» **PROBLEM STATEMENT**: Leaving the pictures aside, restate all of the data exactly.

[INFORMATION PROVIDED Boundary: Start]

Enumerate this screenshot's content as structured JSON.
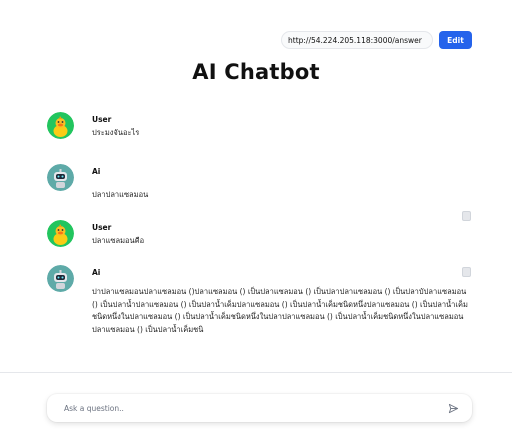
{
  "header": {
    "url_value": "http://54.224.205.118:3000/answer",
    "edit_label": "Edit"
  },
  "title": "AI Chatbot",
  "messages": [
    {
      "sender": "User",
      "text": "ประมงจันอะไร"
    },
    {
      "sender": "Ai",
      "text": "ปลาปลาแซลมอน"
    },
    {
      "sender": "User",
      "text": "ปลาแซลมอนคือ"
    },
    {
      "sender": "Ai",
      "text": "ปาปลาแซลมอนปลาแซลมอน ()ปลาแซลมอน () เป็นปลาแซลมอน () เป็นปลาปลาแซลมอน () เป็นปลาบัปลาแซลมอน () เป็นปลาน้ำปลาแซลมอน () เป็นปลาน้ำเค็มปลาแซลมอน () เป็นปลาน้ำเค็มชนิดหนึ่งปลาแซลมอน () เป็นปลาน้ำเค็มชนิดหนึ่งในปลาแซลมอน () เป็นปลาน้ำเค็มชนิดหนึ่งในปลาปลาแซลมอน () เป็นปลาน้ำเค็มชนิดหนึ่งในปลาแซลมอนปลาแซลมอน () เป็นปลาน้ำเค็มชนิ"
    }
  ],
  "composer": {
    "placeholder": "Ask a question.."
  },
  "icons": {
    "user_avatar": "duck-avatar-icon",
    "ai_avatar": "robot-avatar-icon",
    "copy": "copy-icon",
    "send": "send-icon"
  },
  "colors": {
    "accent": "#2563eb",
    "user_avatar_bg": "#22c55e",
    "ai_avatar_bg": "#5eaaa8"
  }
}
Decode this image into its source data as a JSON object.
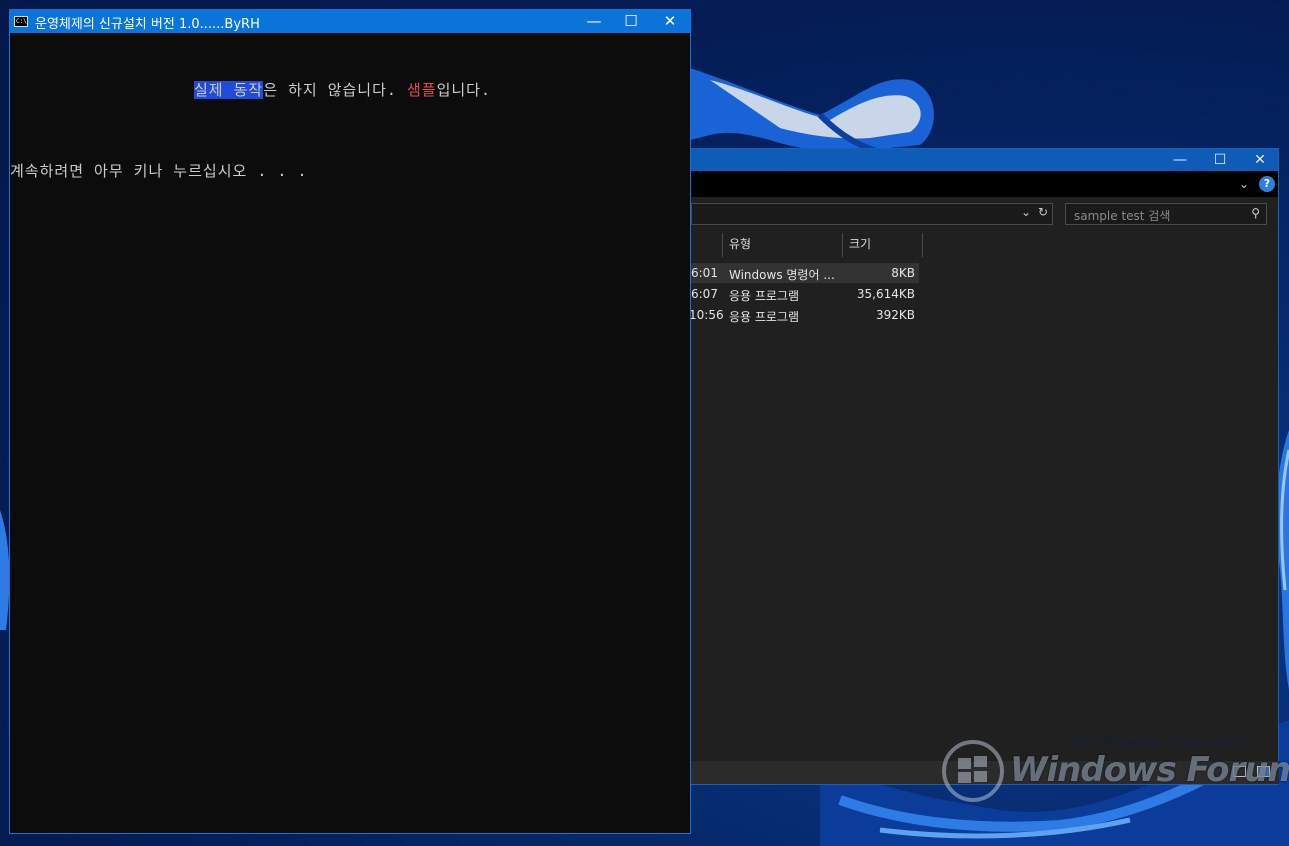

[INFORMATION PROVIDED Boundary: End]

» **WRITTEN ANSWER**:
Enumerate this screenshot's content as structured JSON.
{
  "header": {
    "url_value": "http://54.224.205.118:3000/answer",
    "edit_label": "Edit"
  },
  "title": "AI Chatbot",
  "messages": [
    {
      "sender": "User",
      "text": "ประมงจันอะไร"
    },
    {
      "sender": "Ai",
      "text": "ปลาปลาแซลมอน"
    },
    {
      "sender": "User",
      "text": "ปลาแซลมอนคือ"
    },
    {
      "sender": "Ai",
      "text": "ปาปลาแซลมอนปลาแซลมอน ()ปลาแซลมอน () เป็นปลาแซลมอน () เป็นปลาปลาแซลมอน () เป็นปลาบัปลาแซลมอน () เป็นปลาน้ำปลาแซลมอน () เป็นปลาน้ำเค็มปลาแซลมอน () เป็นปลาน้ำเค็มชนิดหนึ่งปลาแซลมอน () เป็นปลาน้ำเค็มชนิดหนึ่งในปลาแซลมอน () เป็นปลาน้ำเค็มชนิดหนึ่งในปลาปลาแซลมอน () เป็นปลาน้ำเค็มชนิดหนึ่งในปลาแซลมอนปลาแซลมอน () เป็นปลาน้ำเค็มชนิ"
    }
  ],
  "composer": {
    "placeholder": "Ask a question.."
  },
  "icons": {
    "user_avatar": "duck-avatar-icon",
    "ai_avatar": "robot-avatar-icon",
    "copy": "copy-icon",
    "send": "send-icon"
  },
  "colors": {
    "accent": "#2563eb",
    "user_avatar_bg": "#22c55e",
    "ai_avatar_bg": "#5eaaa8"
  }
}
Decode this image into its source data as a JSON object.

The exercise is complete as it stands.